Deputy Prosecutor James Smith said Reichow faces a standard sentencing range of 22 to 28 1/2 years in prison, but the aggravators allow the judge to sentence outside of that range if she sees fit. Reichow will be sentenced May 2.

Throughout the trial, Reichow and his attorney, Sean Downs, argued that Reichow was acting in self-defense and didn’t intend to kill Maulding.

However, Smith argued that the level of violence indicates it was not self-defense.

Reichow testified that Maulding was intoxicated and charged at him with the bat in his hand. He put up his hand to stop the blow from Maulding, he said, grabbed the baseball bat and yanked it away. He said he believed Maulding was reaching for a knife in his pocket when he began hitting him with the bat.

The altercation began while the men were at the storage unit of Maulding’s girlfriend, Anne Tanninen.

Tanninen received a strange phone call, which was later determined to be a prank, from someone talking about drugs and money. But Tanninen said she believed she was being “gang stalked” — which can include being harassed by an organized group of people. She became upset after the call and started accusing Reichow of being involved.

The three went outside, he said, where Tanninen continued making accusatory statements toward him. Reichow said that Maulding had the baseball bat and was tapping it on his foot saying, “Come here, boy, come on.”

Reichow ran away and hid underneath a trailer. He didn’t feel safe under there, however, so he came out and tried to walk away from the area, he said. But Tanninen’s vehicle came around the corner, and Maulding got out with the bat in his hand.

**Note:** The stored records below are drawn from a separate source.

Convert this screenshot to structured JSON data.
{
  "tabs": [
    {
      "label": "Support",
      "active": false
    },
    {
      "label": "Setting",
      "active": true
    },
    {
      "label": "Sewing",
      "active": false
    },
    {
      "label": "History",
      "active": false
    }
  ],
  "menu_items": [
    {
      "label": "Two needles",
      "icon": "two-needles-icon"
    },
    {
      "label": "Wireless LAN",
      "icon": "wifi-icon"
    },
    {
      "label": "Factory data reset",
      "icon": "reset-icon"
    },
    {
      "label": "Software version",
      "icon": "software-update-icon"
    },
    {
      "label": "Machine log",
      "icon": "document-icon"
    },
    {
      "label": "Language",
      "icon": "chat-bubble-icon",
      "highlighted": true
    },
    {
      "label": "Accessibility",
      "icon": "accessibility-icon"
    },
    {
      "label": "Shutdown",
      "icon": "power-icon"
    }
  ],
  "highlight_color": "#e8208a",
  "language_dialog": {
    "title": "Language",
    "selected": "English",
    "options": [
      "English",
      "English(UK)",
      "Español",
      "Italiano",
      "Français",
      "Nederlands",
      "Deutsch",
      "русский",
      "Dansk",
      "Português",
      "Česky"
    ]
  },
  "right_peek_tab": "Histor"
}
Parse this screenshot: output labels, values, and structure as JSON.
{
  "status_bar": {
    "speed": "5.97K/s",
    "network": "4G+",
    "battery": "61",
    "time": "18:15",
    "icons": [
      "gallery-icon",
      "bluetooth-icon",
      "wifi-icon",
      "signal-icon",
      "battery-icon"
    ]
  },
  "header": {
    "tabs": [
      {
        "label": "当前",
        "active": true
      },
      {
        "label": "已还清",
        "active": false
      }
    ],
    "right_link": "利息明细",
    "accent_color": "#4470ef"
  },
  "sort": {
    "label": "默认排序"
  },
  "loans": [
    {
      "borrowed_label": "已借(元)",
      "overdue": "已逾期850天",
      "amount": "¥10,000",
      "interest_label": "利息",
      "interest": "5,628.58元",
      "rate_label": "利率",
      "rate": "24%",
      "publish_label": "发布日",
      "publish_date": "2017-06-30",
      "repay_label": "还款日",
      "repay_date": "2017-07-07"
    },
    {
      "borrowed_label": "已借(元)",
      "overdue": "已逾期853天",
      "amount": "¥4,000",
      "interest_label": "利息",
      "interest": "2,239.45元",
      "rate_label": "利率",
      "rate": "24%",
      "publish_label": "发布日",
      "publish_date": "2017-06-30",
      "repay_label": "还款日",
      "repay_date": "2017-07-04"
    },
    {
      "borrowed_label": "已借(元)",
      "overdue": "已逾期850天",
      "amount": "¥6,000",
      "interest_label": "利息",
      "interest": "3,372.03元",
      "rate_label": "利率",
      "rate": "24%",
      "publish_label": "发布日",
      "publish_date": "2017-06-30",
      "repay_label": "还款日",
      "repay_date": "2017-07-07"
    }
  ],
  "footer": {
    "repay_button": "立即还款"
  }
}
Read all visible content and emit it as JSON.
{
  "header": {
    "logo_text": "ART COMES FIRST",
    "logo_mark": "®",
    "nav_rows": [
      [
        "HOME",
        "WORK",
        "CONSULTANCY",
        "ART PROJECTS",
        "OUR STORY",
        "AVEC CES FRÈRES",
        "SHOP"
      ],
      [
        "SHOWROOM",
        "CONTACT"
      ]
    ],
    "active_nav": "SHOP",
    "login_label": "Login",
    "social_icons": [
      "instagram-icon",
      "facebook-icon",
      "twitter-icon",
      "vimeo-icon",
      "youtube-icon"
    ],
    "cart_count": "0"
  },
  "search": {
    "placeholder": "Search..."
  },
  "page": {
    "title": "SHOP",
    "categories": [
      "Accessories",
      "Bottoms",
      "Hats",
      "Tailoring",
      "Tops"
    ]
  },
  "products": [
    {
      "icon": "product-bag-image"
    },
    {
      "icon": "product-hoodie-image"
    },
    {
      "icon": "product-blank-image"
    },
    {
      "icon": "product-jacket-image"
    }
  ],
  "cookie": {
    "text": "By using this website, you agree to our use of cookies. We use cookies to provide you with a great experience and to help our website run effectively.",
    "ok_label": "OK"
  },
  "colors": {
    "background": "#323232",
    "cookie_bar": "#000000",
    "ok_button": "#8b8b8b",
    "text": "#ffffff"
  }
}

In a phone call to The Columbian, Reichow’s sister, Sarah Han, said Reichow and their family do not believe he received a fair trial and that there was information the jury was unable to hear.

“When we received the verdict, we were appalled. Stephen is not a violent person; he has never been a violent person. There are many people who believe and support him,” she said.